While the literature tends to take a dichotomous view of supplier-induced disruptions, we take a continuum perspective: a buyer perceives a disruption induced by the supplier to varying degrees (i.e., attributing varying levels of responsibility to the supplier), thus affecting the buyer's decisions in switching suppliers. By focusing on the recurrent disruptions, we argue that imputed buyers' attributions of responsibility are characterized by disruptions' recurrent nature and locus of causality—whether the disruptions were repeatedly triggered by recurrent events internal or external to the supplier. Furthermore, while previous studies have identified either buyers' attributions of disruptions or suppliers' justice approaches (to resolve disruptions) as independent factors driving buyers' decisions, we integrate attribution and justice theories and investigate their combined effect—how responsibility attributions affect buyers' switching intentions given suppliers' justice approaches. Using three vignette-based studies of 705 purchasing managers (supplemented by three robustness check studies), we show that distributive justice attenuates the damaging impact of disruptions triggered by suppliers' internal incidents (internal locus) on buyers' switching intentions, whereas procedural and interactional justice are more instrumental in disruptions triggered by external events (external locus). We conclude by offering substantive guidance for suppliers regarding appropriate actions in preserving the relationship.

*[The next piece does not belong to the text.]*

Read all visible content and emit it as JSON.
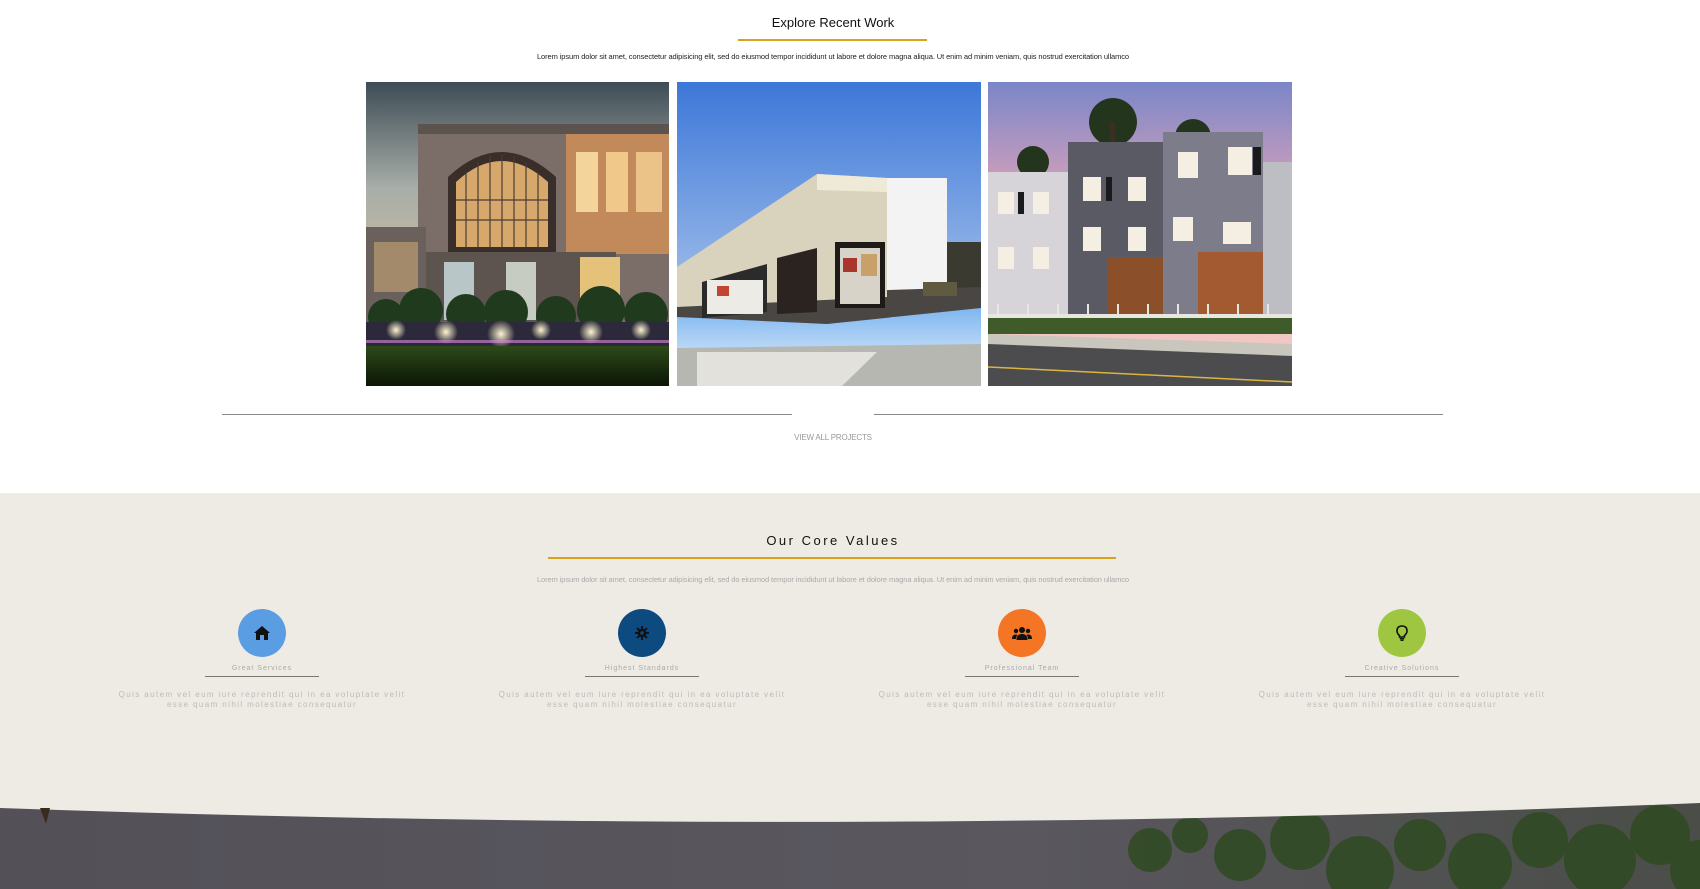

Research Area(s)

  • causality, justice, responsibility attributions, supply-induced disruptions